> INFORMATION PROVIDED:
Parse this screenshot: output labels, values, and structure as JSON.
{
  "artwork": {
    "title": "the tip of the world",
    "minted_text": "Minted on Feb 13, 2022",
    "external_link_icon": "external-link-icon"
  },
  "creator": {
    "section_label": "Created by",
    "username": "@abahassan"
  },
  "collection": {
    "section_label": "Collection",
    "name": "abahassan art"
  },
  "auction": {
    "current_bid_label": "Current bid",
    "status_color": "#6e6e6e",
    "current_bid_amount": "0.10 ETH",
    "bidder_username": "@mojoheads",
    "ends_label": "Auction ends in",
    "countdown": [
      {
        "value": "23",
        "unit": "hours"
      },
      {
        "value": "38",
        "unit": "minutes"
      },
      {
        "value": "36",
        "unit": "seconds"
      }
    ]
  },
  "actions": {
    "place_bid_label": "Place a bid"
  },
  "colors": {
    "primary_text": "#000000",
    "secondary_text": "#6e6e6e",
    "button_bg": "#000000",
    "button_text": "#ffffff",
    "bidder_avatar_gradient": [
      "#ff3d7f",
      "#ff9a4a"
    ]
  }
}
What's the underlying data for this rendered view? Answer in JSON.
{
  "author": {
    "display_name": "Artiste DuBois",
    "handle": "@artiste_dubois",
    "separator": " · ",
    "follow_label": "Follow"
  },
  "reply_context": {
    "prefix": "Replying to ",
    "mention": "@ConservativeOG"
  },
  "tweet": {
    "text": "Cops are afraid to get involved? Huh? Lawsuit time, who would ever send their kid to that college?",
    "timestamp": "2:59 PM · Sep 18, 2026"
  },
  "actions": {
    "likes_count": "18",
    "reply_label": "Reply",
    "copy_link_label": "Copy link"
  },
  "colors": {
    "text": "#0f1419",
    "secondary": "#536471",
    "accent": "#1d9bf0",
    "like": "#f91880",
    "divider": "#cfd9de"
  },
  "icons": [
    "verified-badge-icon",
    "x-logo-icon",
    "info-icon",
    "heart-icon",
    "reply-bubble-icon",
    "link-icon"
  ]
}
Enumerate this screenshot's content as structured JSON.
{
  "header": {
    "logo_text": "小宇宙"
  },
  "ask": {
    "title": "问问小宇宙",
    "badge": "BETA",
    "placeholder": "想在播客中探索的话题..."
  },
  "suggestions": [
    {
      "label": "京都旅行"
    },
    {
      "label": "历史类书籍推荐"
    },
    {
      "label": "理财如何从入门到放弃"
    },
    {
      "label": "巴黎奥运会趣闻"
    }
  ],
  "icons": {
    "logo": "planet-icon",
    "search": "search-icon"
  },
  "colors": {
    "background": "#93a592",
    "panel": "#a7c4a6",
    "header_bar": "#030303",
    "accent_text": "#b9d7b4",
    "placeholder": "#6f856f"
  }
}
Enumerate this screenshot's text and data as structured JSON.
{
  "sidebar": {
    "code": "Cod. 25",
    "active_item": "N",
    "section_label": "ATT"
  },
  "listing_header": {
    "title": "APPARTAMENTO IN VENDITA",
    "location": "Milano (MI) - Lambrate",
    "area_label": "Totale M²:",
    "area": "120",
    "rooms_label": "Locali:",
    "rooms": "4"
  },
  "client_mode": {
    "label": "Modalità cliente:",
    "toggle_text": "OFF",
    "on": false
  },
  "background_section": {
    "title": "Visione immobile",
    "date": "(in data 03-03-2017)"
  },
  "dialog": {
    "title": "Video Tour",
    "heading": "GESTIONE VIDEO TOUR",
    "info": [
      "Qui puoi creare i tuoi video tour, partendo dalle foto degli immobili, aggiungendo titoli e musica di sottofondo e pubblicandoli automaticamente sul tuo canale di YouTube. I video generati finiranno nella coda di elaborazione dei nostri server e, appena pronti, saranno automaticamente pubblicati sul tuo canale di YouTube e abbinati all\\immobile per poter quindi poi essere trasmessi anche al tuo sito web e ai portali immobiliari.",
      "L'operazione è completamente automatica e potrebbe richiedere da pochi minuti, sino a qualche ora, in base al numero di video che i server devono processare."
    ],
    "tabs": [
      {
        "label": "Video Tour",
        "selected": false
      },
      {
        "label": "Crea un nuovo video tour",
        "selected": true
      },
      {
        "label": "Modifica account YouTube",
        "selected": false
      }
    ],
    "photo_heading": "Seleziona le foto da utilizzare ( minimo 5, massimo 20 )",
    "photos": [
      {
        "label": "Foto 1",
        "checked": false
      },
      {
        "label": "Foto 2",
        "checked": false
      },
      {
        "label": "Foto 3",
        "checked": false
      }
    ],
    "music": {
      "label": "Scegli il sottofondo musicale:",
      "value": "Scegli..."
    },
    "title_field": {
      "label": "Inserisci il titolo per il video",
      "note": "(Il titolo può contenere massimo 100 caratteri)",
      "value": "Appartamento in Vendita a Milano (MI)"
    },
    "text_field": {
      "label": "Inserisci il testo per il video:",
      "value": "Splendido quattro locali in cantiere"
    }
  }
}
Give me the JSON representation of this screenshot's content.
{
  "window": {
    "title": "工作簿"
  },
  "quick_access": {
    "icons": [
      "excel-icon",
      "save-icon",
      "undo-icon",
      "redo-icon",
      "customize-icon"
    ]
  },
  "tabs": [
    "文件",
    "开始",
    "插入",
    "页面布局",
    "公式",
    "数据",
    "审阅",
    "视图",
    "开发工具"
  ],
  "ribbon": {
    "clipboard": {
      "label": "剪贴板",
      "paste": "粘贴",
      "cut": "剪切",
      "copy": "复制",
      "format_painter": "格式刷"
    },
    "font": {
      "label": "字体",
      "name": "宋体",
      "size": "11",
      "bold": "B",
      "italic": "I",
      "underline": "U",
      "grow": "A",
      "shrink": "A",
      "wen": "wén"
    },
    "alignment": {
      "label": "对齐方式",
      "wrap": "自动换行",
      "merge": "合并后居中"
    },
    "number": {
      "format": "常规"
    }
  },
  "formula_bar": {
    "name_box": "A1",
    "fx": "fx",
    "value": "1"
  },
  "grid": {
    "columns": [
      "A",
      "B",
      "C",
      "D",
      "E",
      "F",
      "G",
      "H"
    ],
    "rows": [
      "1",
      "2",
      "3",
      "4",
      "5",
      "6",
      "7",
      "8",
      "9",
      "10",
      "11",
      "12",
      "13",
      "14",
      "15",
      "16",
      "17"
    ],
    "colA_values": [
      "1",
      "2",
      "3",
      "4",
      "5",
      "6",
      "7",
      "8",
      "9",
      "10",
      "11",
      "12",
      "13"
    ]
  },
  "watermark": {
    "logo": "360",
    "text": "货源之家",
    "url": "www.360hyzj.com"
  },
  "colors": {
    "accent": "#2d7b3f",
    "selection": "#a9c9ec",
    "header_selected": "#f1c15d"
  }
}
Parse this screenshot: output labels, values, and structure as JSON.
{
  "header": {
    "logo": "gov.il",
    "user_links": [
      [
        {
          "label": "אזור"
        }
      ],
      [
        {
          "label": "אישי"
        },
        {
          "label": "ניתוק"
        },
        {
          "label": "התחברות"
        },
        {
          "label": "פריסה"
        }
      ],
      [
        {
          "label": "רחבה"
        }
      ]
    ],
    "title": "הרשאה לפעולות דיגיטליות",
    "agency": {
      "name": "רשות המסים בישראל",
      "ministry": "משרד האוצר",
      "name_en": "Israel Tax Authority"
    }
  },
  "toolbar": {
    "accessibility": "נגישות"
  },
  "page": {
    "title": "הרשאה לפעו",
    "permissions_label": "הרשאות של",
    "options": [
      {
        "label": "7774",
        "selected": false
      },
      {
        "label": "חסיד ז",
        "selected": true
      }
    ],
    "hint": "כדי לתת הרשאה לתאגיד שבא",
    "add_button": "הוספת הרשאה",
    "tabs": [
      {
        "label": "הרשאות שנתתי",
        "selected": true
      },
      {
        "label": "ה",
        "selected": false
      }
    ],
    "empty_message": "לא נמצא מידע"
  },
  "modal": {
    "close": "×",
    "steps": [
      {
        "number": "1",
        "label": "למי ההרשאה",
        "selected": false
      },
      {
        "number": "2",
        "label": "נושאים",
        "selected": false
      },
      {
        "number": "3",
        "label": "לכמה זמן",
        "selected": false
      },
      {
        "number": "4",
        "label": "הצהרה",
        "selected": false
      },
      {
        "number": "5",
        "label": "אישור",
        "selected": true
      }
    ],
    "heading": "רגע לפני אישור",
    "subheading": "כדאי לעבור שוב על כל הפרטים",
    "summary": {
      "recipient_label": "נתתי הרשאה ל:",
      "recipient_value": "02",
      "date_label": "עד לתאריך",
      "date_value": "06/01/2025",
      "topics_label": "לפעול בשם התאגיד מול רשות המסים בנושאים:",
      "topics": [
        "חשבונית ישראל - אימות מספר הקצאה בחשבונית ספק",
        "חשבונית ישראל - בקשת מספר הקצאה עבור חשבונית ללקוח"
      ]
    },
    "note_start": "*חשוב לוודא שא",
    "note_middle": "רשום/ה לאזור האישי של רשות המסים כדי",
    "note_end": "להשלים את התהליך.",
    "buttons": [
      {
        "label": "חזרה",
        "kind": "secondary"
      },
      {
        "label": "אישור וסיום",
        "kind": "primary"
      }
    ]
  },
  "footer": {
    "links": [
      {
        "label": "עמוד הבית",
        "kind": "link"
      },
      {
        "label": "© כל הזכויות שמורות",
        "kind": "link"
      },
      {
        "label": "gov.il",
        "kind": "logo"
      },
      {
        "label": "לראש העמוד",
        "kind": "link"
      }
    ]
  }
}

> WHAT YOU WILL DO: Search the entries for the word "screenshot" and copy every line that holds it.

> RESULT OF THE EXERCISE:
Parse this screenshot: output labels, values, and structure as JSON.
Enumerate this screenshot's content as structured JSON.
Enumerate this screenshot's text and data as structured JSON.
Give me the JSON representation of this screenshot's content.
Parse this screenshot: output labels, values, and structure as JSON.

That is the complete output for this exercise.